At the tender age of six, Swaize Lee rode a horse for the first time on her family’s farm in Brownfield. Fifteen years later, she is now a decorated rodeo champion representing Texas Tech’s Rodeo team.
Lee has been competing for the team for the past year. At the Ranger College Rodeo competition in Sweetwater, she swept up three of the competition’s most distinguished awards.
She won first place in the breakaway challenge beating her fastest personal time, placed in the short go competition — an event in which the top 10 fastest times compete — and placed third in the overall competition.
Lee’s accomplishments extend further. In high school, she was a state finalist at the Texas High School Rodeo Competition. She also placed ninth at the World Series of Team Roping competition.
Katherine Barrington, a sophomore industrial engineering major from New Home, is also a barrel racer and breakaway roper for the Tech Rodeo Team. Barrington said she and Lee had competed in rodeo throughout high school and she was ecstatic to find out Lee would be competing at the college level because of her stellar roping skills.
“When she came to Tech, there has been a definite difference in our ability to get points as a team, because we have someone that can compete in three events.” Barrington said. “I don’t think there are any other girls that compete in three events that I can think of.”
Kimberly Luco, a sophomore agricultural economics major from Decatur and vice president and breakaway roper for the team, said Lee’s winnings in Sweetwater greatly impacted the team’s chance of competing for the national championship in Casper, Wyoming.
“She always shows up to help and always has a really good attitude, always willing to let people come up to her house to practice,” Luco said. “She is always really willing and friendly to everybody.”
Lee credits her accomplishments and passion for rodeo to her dad’s introduction of the sport to her at the age of six. She said at first, she was more interested in riding the horses her grandparents gifted her as fast as possible.

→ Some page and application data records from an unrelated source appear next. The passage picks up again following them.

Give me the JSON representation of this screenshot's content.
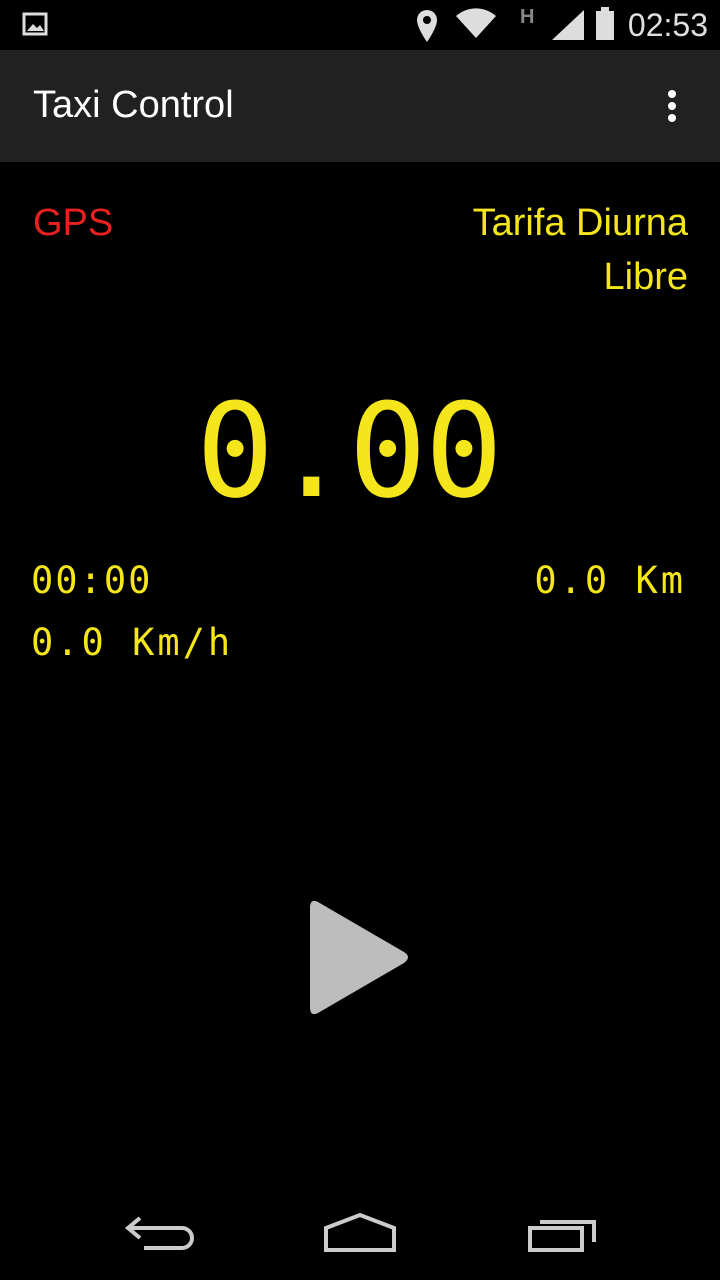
{
  "status_bar": {
    "time": "02:53",
    "icons": [
      "image-icon",
      "location-icon",
      "wifi-icon",
      "h-network-icon",
      "signal-icon",
      "battery-icon"
    ]
  },
  "action_bar": {
    "title": "Taxi Control",
    "menu_icon": "overflow-menu-icon"
  },
  "meter": {
    "gps_label": "GPS",
    "tariff": "Tarifa Diurna",
    "state": "Libre",
    "fare": "0.00",
    "elapsed_time": "00:00",
    "distance": "0.0 Km",
    "speed": "0.0 Km/h"
  },
  "controls": {
    "play_icon": "play-icon"
  },
  "nav_bar": {
    "icons": [
      "back-icon",
      "home-icon",
      "recents-icon"
    ]
  },
  "colors": {
    "led": "#f5e61b",
    "gps": "#e8211f",
    "actionbar": "#212121",
    "play": "#bdbdbd"
  }
}
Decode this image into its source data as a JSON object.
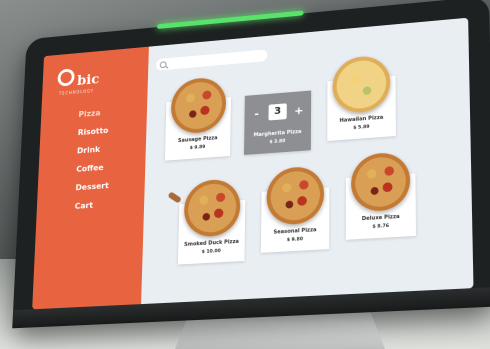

“All I wanted to do was go fast, and my dad was like, ‘Swaize, you can’t just ride these horses as fast as you can everywhere, like you’ve got to do something productive with it,’” she said. “So he was like ‘OK, do you want to start rodeoing?’ and I was like, ‘I don’t even know what that is, but sure.’”
Thus began the start of many playdates and lessons on roping and the rodeo, she said. Since then, she has been training hard almost every day and competing with her two horses, Missy and Speedy.
Aside from her passion for rodeo, Lee is also a sophomore history major with the goal of one day teaching high school history and attending graduate school. She currently takes 17 credit hours alongside practicing and competing with her team five weekends a semester.
Balancing it all is difficult, she said.
“It’s hard because I usually try to do all of my homework for that week before I leave for the rodeo, and then you’re rodeoing all day long everyday Thursday through Saturday,” she said. “There is hardly any time to take a breather.”
Sometimes when her homework is incomplete, Lee said she has to find the closest McDonald’s with internet to complete it.
Apart from the pressure of a rigorous academic schedule, Lee said the rodeo comes with its own stressors.
“The toughest part about rodeo is the ups and downs, it’s a roller coaster ride through and through. Anything can happen,” she said. “My horse can get hurt, or I could just draw a really bad calf or steer, and the ground could be bad or anything and my horse falls down. It’s just the little things you can’t control. The mental game I guess is the toughest thing.”
Lee, however, put a positive spin on the mental game.
“At the same time, that’s the most rewarding, when you can say, ‘Ok, that part’s behind me. I can still go and win this next event,’” she said.
Although rodeo is a male-dominated sport, Lee said her teammates’ support raises her confidence as a woman competing in the sport.
“I just recently started team roping (co-ed competition) like five years ago, and so that’s been really neat to see how guys treat girls, and for the most part, they’re really supportive and they’re like you know, ‘You rope really good’ or ‘You rope like a dude,’” she said. “That’s kind of the feedback I’ve gotten.”
While her experience has been positive in the sport, Lee said she understands it is still hard for women to participate.
“I do know that sometimes if you’re a girl that ropes good, the guys don’t like that, because they don’t want you to out rope them in their own sport,” she said.
While she is still only competing at the college level currently, Lee said she foresees a future in rodeo.
“I guess I would like to at some point get my pro card and maybe eventually hit some pro rodeos and try to make my rookie year like really good,” she said. “I just have to save some money and get some horses lined up.”